#### TASK
Go through the material below, tally each line containing "Make", and write the tally alone.

#### RECORDS PROVIDED
========================================

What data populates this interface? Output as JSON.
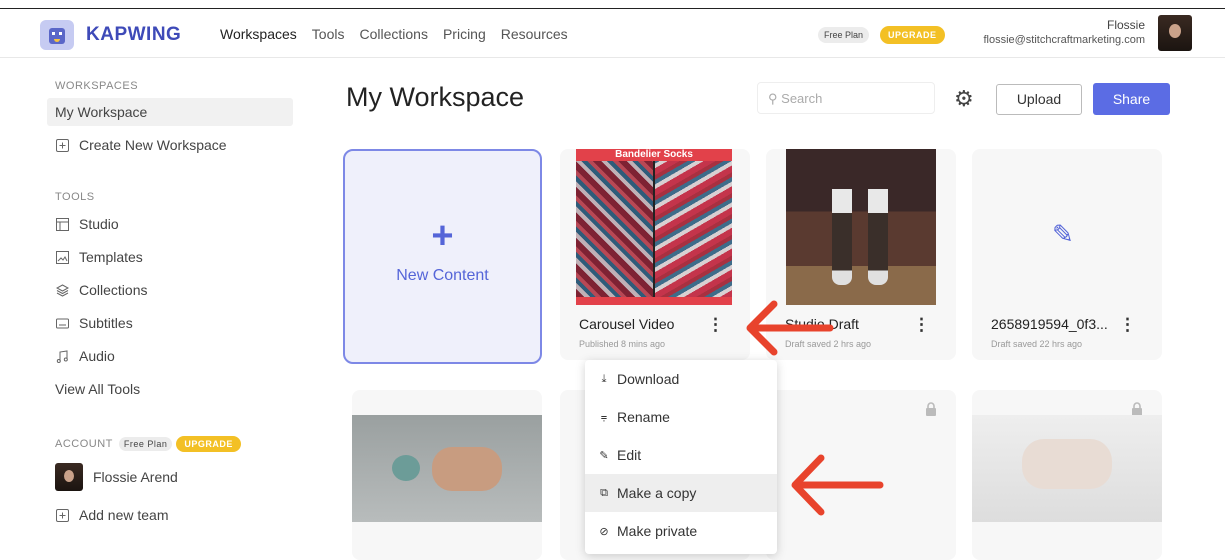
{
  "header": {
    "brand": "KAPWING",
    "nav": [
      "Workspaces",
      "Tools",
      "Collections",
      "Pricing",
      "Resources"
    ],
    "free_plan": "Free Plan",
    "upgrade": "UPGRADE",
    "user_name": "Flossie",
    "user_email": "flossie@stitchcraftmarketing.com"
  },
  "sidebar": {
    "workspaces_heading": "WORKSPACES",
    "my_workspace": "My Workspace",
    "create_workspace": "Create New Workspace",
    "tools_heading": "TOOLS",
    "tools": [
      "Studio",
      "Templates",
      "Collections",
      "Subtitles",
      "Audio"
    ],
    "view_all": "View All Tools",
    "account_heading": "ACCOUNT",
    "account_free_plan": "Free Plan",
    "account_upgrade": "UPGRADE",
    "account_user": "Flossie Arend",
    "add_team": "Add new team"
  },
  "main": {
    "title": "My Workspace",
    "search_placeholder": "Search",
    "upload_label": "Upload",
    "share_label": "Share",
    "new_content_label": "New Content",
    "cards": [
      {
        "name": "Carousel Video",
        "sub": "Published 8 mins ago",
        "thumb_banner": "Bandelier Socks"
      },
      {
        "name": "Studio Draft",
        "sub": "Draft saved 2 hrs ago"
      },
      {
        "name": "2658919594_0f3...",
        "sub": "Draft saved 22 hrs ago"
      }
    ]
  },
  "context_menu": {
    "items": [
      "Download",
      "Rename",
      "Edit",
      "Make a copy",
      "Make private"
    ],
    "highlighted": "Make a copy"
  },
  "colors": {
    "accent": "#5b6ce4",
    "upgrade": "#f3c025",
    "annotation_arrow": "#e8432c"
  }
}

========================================

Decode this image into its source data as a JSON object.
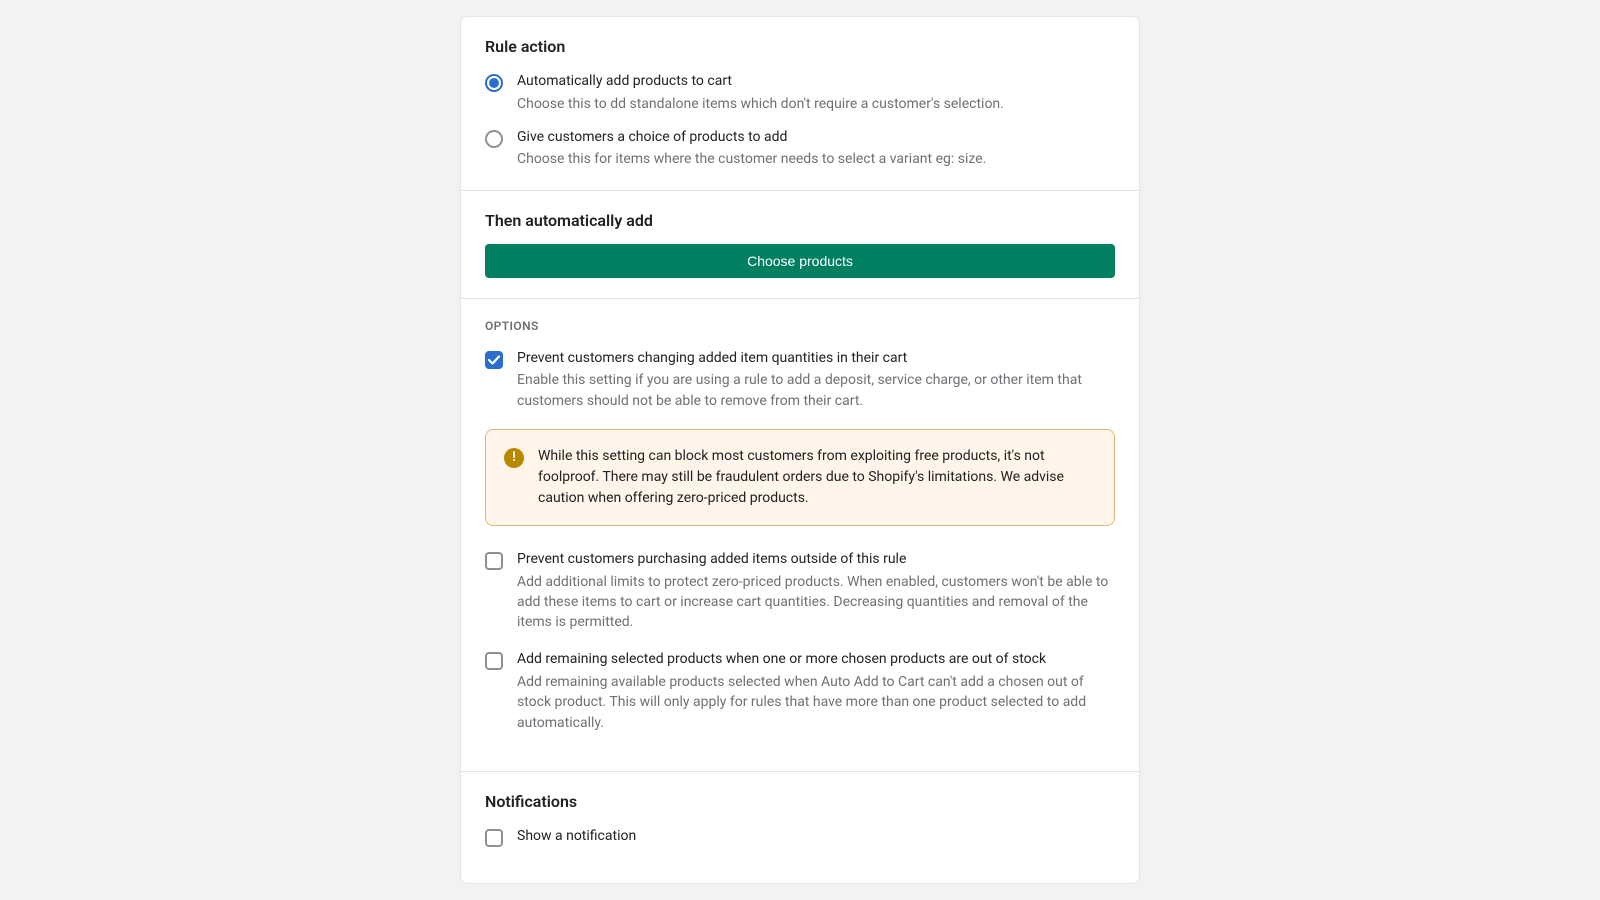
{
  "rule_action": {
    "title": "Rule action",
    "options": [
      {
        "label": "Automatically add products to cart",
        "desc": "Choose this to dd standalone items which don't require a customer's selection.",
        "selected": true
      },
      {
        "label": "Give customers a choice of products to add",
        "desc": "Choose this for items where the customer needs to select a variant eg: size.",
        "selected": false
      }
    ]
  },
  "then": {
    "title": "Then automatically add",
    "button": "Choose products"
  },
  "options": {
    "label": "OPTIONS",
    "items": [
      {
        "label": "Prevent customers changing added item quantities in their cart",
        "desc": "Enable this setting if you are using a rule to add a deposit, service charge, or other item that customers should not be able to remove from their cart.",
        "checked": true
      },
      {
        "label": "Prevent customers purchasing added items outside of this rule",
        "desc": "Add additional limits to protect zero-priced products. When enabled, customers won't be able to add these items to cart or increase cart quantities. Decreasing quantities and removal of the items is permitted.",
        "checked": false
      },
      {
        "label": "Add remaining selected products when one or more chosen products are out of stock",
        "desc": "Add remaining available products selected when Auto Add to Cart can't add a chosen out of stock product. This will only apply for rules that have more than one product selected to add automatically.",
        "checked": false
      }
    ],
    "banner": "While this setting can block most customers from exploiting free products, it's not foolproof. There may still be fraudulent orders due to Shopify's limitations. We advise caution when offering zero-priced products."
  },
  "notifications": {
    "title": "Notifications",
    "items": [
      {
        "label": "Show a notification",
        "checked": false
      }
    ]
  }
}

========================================

#### TASK RESPONSE
3